The whites ended with the much celebrated 2014 Fuder Clayvin Chardonnay. Fuder, refers to the type of barrel used. It’s much larger than what we normally see in NZ and its purpose to evolve the texture of the wine without overpowering it with oak. It certainly did this for me and with its full body and slightly citrus notes, it was a wine that I had been really looking forward to tasting, given it had won Elite Gold at the 2016 Air NZ Wine Awards. The only disappointment was that I could not afford the $50 order form cost, despite its discounted value, as I decided to purchase the 2012 Eight Songs Shiraz instead.
Giesens are also the NZ agent for a small range of Peter Lehman reds. Richard ended our tasting with two of these, the 2014 Hills & Valley Shiraz and the 2012 Eight Songs Shiraz. The latter, if I’m not wrong, was probably the most expensive Shiraz the club has tasted, although last year’s 2013 Elderton Neil Ashmead Grand Tourer Shiraz did come close.
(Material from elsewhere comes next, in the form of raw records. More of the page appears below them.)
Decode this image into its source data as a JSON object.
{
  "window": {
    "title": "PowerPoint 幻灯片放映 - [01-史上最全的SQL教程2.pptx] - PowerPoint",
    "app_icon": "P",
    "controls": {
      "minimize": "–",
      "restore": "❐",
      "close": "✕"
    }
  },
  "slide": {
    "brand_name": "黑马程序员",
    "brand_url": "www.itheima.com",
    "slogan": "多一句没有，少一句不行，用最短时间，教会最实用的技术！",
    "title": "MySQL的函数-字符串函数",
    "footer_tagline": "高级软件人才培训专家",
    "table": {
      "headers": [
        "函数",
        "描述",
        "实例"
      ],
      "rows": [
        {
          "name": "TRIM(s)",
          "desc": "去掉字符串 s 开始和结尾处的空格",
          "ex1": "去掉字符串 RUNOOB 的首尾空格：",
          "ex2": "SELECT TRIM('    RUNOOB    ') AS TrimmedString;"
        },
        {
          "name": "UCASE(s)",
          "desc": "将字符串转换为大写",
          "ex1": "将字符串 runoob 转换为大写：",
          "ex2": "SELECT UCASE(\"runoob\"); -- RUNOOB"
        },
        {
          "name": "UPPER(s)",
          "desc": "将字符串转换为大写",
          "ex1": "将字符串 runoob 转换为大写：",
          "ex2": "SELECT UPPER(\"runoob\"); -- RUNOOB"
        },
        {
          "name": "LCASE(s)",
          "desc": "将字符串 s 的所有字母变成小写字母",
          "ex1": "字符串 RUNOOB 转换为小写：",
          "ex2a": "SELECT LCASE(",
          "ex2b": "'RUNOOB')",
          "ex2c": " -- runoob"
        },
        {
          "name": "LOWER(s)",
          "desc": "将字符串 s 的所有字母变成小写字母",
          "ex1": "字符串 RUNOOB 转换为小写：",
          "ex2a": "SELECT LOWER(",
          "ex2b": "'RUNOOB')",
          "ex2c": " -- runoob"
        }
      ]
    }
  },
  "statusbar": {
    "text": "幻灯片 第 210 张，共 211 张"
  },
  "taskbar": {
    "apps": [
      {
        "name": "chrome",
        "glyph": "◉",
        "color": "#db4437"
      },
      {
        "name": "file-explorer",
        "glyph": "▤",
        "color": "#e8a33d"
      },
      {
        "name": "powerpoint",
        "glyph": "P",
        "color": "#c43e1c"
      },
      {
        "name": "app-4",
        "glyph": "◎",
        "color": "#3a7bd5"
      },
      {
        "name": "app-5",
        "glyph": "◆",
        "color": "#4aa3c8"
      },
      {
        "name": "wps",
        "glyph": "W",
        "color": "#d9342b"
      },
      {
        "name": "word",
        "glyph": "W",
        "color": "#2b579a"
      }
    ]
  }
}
The 2012 Eight Songs was named after one of Peter Lehman’s favourite vocal ensemble musical works, loved for its soft harmonies. Apparently, this inspired Peter Lehman to emulate that artistry in a wine and it has resulted in a very soft stylish wine that is quite foreboding with its very black core, yet elegant with its lovely integration of mocha chocolate and dark plum characteristics. A great tasting from Richard Macdonald and one that I think many would be sad that they missed.